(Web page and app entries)
------------------------------------
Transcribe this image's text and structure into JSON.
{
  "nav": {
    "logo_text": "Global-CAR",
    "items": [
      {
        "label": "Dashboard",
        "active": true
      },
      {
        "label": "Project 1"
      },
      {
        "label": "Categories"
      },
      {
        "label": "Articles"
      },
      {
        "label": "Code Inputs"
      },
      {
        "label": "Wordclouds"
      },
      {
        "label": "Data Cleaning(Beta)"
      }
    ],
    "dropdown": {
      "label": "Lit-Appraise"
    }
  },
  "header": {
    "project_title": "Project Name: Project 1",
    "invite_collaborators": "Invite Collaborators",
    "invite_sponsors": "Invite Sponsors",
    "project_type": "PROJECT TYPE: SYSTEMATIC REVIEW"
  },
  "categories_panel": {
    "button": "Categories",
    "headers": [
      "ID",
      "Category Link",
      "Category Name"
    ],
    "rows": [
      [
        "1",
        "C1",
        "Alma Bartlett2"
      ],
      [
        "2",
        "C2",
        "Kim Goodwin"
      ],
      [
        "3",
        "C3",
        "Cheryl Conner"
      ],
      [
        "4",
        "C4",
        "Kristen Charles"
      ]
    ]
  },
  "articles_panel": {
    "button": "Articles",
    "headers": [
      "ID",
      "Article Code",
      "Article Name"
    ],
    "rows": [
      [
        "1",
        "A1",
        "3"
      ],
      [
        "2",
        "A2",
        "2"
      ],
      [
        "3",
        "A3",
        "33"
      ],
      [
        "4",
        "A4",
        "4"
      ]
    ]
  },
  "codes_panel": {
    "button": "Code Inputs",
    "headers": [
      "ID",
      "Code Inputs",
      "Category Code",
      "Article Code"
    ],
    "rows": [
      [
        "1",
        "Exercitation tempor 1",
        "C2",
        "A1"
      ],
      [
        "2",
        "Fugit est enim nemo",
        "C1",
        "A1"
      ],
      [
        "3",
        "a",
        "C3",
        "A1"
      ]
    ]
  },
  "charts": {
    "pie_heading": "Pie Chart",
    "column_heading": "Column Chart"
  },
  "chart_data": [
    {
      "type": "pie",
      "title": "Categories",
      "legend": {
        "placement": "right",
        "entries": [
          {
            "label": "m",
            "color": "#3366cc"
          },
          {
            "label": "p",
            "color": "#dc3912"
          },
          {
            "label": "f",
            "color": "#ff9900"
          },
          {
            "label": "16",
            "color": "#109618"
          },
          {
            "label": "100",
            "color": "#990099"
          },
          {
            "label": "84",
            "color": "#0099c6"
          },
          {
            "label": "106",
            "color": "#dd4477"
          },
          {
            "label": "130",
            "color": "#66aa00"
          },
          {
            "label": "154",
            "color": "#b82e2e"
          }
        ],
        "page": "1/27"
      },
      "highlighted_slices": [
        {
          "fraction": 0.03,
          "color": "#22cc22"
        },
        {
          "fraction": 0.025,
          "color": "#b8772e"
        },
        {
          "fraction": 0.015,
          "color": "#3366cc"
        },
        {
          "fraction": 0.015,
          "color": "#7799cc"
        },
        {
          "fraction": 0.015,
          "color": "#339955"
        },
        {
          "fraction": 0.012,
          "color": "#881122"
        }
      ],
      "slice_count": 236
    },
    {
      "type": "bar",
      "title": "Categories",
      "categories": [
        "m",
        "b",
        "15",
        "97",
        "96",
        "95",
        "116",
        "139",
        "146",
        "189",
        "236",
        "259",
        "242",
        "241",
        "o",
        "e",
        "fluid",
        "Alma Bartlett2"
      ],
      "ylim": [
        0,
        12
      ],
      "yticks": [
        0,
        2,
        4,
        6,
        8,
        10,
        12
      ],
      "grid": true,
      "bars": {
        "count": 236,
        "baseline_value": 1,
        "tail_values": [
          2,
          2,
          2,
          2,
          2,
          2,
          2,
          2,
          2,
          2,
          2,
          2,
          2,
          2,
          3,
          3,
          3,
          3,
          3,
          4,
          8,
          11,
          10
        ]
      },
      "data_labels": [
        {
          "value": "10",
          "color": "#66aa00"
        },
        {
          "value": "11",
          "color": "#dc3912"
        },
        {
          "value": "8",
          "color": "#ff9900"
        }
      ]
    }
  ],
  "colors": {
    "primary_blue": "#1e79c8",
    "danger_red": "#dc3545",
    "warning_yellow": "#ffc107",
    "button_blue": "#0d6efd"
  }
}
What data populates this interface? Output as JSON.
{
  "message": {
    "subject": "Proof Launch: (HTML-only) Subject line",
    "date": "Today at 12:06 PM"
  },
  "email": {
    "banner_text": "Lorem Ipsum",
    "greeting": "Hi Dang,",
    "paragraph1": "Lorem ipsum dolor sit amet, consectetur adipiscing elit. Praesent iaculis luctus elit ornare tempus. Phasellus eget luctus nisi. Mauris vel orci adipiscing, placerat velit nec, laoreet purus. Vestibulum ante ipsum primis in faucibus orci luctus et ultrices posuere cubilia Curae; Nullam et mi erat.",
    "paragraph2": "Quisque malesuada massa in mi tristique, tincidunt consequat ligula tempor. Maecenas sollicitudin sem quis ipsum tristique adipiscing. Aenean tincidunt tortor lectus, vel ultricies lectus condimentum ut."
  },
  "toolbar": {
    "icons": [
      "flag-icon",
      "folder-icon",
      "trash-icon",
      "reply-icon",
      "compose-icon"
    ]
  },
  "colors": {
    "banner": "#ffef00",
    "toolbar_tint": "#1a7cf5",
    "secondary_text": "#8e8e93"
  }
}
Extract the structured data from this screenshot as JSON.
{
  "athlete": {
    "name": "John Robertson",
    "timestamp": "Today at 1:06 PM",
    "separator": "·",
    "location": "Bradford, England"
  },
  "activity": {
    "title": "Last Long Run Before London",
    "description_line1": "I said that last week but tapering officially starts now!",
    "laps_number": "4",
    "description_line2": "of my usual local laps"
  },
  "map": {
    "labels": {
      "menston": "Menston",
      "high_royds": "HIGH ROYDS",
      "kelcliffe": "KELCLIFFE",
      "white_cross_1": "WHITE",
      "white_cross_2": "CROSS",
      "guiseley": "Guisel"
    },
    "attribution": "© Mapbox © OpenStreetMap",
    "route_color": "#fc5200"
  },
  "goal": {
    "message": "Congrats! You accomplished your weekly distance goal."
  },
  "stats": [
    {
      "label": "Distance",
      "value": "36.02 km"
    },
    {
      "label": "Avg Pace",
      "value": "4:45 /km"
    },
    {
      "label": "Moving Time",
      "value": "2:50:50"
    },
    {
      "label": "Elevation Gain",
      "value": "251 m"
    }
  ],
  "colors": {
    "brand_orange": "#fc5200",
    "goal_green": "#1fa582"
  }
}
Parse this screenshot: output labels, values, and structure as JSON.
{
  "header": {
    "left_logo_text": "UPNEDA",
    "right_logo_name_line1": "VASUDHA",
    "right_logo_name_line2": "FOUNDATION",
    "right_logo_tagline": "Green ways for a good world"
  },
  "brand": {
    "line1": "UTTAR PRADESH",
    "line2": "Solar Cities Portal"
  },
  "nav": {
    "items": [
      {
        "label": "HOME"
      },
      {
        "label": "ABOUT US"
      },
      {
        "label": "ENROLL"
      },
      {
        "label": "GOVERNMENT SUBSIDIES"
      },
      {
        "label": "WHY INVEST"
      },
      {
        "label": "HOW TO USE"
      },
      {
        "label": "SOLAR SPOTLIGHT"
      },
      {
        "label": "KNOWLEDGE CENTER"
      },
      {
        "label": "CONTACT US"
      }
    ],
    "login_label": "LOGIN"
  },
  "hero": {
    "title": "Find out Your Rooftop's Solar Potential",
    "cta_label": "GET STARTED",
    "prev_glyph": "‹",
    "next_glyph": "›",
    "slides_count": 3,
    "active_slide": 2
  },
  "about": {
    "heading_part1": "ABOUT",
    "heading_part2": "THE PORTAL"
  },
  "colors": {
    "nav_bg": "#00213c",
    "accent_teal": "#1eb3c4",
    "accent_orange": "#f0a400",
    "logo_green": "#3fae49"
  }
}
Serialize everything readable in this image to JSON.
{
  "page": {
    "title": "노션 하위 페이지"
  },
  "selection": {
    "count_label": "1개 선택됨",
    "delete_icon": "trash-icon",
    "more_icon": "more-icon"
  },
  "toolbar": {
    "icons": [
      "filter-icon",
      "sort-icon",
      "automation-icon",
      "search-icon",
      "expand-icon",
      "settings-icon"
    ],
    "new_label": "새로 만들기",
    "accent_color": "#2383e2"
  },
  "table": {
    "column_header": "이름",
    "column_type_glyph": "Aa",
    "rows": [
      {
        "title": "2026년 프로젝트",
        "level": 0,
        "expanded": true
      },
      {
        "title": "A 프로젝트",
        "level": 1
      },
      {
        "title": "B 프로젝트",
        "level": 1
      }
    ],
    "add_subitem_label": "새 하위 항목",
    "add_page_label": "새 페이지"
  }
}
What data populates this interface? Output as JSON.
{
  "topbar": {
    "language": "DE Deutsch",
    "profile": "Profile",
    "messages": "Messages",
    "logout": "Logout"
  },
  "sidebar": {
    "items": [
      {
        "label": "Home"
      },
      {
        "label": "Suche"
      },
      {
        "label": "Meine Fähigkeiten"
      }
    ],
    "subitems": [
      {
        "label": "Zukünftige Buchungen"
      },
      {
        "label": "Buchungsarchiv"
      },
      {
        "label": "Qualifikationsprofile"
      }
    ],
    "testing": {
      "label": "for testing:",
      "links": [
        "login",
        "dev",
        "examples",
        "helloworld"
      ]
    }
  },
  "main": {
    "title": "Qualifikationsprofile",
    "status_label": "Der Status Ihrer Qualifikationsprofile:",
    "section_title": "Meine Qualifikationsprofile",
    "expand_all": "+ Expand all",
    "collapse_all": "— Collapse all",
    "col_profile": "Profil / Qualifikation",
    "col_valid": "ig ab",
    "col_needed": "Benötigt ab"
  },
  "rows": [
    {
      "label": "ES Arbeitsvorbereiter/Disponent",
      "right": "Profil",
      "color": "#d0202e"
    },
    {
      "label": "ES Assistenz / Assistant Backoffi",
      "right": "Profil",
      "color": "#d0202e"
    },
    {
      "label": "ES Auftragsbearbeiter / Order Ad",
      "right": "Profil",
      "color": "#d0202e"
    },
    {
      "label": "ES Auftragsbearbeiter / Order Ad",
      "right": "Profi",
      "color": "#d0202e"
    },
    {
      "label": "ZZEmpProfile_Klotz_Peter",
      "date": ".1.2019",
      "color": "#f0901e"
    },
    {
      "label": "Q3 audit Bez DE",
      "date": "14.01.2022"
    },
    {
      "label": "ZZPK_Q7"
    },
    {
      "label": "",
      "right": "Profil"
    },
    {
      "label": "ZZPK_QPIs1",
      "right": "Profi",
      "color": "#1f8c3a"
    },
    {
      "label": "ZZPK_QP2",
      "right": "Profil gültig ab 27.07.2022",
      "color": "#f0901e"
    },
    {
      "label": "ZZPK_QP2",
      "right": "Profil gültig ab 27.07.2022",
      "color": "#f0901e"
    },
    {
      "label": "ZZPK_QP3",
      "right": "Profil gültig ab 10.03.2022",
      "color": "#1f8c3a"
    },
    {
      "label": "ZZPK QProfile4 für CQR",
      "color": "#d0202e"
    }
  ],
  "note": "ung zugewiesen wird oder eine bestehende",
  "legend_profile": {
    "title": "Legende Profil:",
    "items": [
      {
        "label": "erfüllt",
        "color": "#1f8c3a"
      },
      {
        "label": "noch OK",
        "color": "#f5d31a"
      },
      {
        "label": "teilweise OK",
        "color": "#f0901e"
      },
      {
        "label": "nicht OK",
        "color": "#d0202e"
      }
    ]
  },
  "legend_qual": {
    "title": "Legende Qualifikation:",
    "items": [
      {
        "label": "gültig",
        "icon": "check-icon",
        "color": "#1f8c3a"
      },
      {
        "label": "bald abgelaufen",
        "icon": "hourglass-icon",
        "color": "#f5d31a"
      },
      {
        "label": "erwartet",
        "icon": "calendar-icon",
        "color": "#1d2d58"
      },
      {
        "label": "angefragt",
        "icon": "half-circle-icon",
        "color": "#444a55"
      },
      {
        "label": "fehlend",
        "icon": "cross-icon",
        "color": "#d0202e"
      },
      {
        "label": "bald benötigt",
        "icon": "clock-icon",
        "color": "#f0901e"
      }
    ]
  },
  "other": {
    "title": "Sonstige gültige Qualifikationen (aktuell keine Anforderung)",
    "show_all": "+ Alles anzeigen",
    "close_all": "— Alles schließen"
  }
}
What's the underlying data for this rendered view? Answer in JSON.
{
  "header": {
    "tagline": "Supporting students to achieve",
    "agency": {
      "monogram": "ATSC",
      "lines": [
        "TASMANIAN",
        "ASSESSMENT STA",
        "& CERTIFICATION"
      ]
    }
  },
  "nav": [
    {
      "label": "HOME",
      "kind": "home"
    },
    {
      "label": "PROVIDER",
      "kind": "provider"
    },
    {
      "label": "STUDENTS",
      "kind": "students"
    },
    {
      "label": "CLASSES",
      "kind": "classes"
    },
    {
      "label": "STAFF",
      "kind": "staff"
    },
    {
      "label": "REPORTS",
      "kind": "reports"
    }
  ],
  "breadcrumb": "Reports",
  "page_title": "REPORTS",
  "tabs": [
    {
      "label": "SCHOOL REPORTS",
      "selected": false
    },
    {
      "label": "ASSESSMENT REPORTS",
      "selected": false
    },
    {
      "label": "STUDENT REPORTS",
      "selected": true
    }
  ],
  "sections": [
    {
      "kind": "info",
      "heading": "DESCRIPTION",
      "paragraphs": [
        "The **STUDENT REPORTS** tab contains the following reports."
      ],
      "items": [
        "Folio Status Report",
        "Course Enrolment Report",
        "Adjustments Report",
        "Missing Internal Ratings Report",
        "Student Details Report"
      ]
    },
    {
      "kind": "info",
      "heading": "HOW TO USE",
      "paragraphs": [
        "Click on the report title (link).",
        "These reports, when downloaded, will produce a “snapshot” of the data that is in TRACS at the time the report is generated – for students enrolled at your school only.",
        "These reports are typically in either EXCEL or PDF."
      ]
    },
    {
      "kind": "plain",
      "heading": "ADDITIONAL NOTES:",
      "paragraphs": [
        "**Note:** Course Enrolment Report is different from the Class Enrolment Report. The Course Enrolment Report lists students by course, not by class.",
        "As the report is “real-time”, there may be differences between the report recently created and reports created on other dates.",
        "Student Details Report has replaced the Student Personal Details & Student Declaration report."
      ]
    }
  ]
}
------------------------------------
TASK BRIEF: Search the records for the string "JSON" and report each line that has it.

RESULT FOR THIS EXERCISE:
Transcribe this image's text and structure into JSON.
What data populates this interface? Output as JSON.
Extract the structured data from this screenshot as JSON.
Parse this screenshot: output labels, values, and structure as JSON.
Serialize everything readable in this image to JSON.
What data populates this interface? Output as JSON.
What's the underlying data for this rendered view? Answer in JSON.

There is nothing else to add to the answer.